• _Activity_
If an entry holds a picture, leave the picture out and output everything else exactly.

• _Data supplied_
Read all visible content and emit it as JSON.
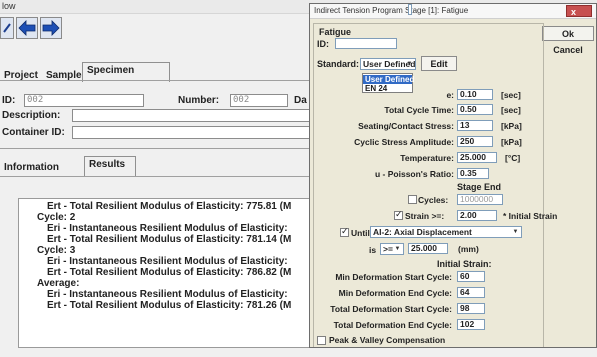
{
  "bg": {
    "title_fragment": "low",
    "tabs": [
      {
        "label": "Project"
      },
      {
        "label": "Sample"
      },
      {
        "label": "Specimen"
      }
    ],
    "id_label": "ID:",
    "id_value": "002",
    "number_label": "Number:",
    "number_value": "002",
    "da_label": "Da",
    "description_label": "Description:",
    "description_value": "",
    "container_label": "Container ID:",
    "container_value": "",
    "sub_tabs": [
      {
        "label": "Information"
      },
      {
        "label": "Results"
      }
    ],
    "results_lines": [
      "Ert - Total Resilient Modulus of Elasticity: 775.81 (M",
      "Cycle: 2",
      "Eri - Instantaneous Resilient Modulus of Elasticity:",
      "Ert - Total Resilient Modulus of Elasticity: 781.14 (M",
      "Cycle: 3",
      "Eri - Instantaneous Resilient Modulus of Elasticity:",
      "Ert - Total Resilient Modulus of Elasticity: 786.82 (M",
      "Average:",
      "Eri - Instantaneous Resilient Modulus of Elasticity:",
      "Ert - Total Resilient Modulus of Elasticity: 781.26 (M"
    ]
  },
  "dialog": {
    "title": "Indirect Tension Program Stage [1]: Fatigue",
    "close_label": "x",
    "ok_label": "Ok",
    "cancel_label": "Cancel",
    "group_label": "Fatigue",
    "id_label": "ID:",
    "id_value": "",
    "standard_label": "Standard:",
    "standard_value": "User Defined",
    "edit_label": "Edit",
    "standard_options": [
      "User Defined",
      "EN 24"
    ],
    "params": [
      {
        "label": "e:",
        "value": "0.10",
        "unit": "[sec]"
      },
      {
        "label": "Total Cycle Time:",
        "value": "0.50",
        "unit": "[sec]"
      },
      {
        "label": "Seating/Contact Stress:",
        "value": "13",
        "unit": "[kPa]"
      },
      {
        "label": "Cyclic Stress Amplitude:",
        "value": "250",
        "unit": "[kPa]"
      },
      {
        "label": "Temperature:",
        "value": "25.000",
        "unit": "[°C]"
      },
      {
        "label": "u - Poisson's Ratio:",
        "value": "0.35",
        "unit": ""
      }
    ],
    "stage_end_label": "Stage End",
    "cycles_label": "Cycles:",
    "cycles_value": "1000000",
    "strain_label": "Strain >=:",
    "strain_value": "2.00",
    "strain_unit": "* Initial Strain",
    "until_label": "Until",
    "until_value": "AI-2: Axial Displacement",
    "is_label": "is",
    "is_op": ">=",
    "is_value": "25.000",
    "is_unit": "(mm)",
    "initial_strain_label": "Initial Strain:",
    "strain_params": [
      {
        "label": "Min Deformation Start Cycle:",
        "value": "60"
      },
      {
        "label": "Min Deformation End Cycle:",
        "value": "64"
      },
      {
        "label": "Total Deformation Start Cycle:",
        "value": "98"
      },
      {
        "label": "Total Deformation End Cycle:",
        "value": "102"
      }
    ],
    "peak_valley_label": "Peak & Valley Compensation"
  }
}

• _Answer space_
Read all visible content and emit it as JSON.
{
  "bg": {
    "title_fragment": "low",
    "tabs": [
      {
        "label": "Project"
      },
      {
        "label": "Sample"
      },
      {
        "label": "Specimen"
      }
    ],
    "id_label": "ID:",
    "id_value": "002",
    "number_label": "Number:",
    "number_value": "002",
    "da_label": "Da",
    "description_label": "Description:",
    "description_value": "",
    "container_label": "Container ID:",
    "container_value": "",
    "sub_tabs": [
      {
        "label": "Information"
      },
      {
        "label": "Results"
      }
    ],
    "results_lines": [
      "Ert - Total Resilient Modulus of Elasticity: 775.81 (M",
      "Cycle: 2",
      "Eri - Instantaneous Resilient Modulus of Elasticity:",
      "Ert - Total Resilient Modulus of Elasticity: 781.14 (M",
      "Cycle: 3",
      "Eri - Instantaneous Resilient Modulus of Elasticity:",
      "Ert - Total Resilient Modulus of Elasticity: 786.82 (M",
      "Average:",
      "Eri - Instantaneous Resilient Modulus of Elasticity:",
      "Ert - Total Resilient Modulus of Elasticity: 781.26 (M"
    ]
  },
  "dialog": {
    "title": "Indirect Tension Program Stage [1]: Fatigue",
    "close_label": "x",
    "ok_label": "Ok",
    "cancel_label": "Cancel",
    "group_label": "Fatigue",
    "id_label": "ID:",
    "id_value": "",
    "standard_label": "Standard:",
    "standard_value": "User Defined",
    "edit_label": "Edit",
    "standard_options": [
      "User Defined",
      "EN 24"
    ],
    "params": [
      {
        "label": "e:",
        "value": "0.10",
        "unit": "[sec]"
      },
      {
        "label": "Total Cycle Time:",
        "value": "0.50",
        "unit": "[sec]"
      },
      {
        "label": "Seating/Contact Stress:",
        "value": "13",
        "unit": "[kPa]"
      },
      {
        "label": "Cyclic Stress Amplitude:",
        "value": "250",
        "unit": "[kPa]"
      },
      {
        "label": "Temperature:",
        "value": "25.000",
        "unit": "[°C]"
      },
      {
        "label": "u - Poisson's Ratio:",
        "value": "0.35",
        "unit": ""
      }
    ],
    "stage_end_label": "Stage End",
    "cycles_label": "Cycles:",
    "cycles_value": "1000000",
    "strain_label": "Strain >=:",
    "strain_value": "2.00",
    "strain_unit": "* Initial Strain",
    "until_label": "Until",
    "until_value": "AI-2: Axial Displacement",
    "is_label": "is",
    "is_op": ">=",
    "is_value": "25.000",
    "is_unit": "(mm)",
    "initial_strain_label": "Initial Strain:",
    "strain_params": [
      {
        "label": "Min Deformation Start Cycle:",
        "value": "60"
      },
      {
        "label": "Min Deformation End Cycle:",
        "value": "64"
      },
      {
        "label": "Total Deformation Start Cycle:",
        "value": "98"
      },
      {
        "label": "Total Deformation End Cycle:",
        "value": "102"
      }
    ],
    "peak_valley_label": "Peak & Valley Compensation"
  }
}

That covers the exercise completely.